Alternatively, the active compounds can be prepared by the reaction of an appropriate carboxylic acid and hydrazine with polyphosphoric acid.
In carrying out this procedure hydrazine or its hydrate is mixed with the polyphosphoric acid and the carboxylic acid added thereto. The reaction is carried out at a temperature in the range of from about 90° to 165° C. for about 2-12 hours. After cooling to room temperature, the reaction mixture is chilled to solidify the product. The product, if desired, is washed, dried and recrystallized from a solvent such as chlorobenzene, ethanol, dioxane or mixtures thereof.
A mixture was prepared by slowly adding 10 grams (g) of hydrazine hydrate to 400 g of vigorously stirring polyphosphoric acid at ˜50° C. To this mixture was added 76 g (0.4 mole) of 2,4-dichlorobenzoic acid. A slurry developed and it was stirred at 125° C (+5°) for 5 hours. The reaction products were cooled slightly and poured into ˜1.5 liter (1) of cold water. The solid which precipitated was recovered by filtration, washed with water, dried and recrystallized from chlorobenzene to give 54 g (75% of theoretical) of the desired 2,5-bis(2,4-dichlorophenyl)-1,3,4-oxadiazole.
By following either of the preparative procedures outlined above:
2-(2,4-Dichlorophenyl)-5-(4-fluorophenyl)-1,3,4-oxadiazole, having a melting point of 142°-143° C.;
2-(2,Chlorophenyl)-5-(2,4-dichlorphenyl)-1,3,4-oxadiazole, having a melting point of 162°-163° C.;
2-(2,4-Dichlorophenyl)-5-(4-methylphenyl)-1,3,4-oxadiazole, having a melting point of 139°-140° C.;
2-(4-Cyanophenyl)-5-(2,4-dichlorophenyl)-1,3,4-oxadiazole, having a melting point of 208°-209.5° C.;
2-(2,4-Dichlorophenyl)-5-(4-(trifluoromethyl)phenyl)-1,3,4-oxadiaxole, having a melting point of 146°-148° C.;

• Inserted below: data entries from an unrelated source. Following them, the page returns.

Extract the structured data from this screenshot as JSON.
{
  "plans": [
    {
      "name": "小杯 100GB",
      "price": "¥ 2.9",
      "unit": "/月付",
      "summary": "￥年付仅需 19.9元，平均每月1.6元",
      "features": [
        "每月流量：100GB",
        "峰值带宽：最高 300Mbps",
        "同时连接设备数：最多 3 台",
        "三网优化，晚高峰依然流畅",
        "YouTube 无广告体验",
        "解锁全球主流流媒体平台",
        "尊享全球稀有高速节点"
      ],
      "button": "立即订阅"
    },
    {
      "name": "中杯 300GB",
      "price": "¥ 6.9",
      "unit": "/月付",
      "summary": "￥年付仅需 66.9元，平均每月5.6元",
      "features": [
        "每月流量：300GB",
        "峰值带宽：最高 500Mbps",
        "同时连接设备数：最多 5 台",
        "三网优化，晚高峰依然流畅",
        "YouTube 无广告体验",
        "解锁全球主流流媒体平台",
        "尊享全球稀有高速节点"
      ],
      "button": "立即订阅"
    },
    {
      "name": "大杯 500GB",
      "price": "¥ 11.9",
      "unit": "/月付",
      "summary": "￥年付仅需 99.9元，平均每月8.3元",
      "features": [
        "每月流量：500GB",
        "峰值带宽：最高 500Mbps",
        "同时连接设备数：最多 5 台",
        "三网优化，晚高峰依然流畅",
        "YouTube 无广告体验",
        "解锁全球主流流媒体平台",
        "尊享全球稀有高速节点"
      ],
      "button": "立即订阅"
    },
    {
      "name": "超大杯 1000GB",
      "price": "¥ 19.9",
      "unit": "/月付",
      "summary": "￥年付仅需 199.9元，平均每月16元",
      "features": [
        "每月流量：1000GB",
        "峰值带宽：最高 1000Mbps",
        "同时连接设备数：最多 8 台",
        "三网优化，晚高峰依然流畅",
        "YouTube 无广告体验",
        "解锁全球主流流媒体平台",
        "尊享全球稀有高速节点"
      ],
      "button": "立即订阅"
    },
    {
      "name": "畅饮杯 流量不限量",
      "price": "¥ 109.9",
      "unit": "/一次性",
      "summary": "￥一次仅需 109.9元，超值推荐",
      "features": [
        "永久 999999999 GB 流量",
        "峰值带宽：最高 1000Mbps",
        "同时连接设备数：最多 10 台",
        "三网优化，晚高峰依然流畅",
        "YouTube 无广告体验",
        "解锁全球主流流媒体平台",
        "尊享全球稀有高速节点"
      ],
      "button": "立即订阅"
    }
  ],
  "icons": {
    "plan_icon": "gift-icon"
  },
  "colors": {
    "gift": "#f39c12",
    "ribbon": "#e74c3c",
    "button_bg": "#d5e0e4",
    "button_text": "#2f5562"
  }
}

2-(2,4-Dichlorophenyl)-5-(3,5-dichlorophenyl)-1,3,4-oxadiazole, having a melting point of 201°-202° C.; and,
2-(2,4-Dichlorophenyl)-5-phenyl-1,3,4-oxadiazole, having a melting point of 121.5°-122.5° C.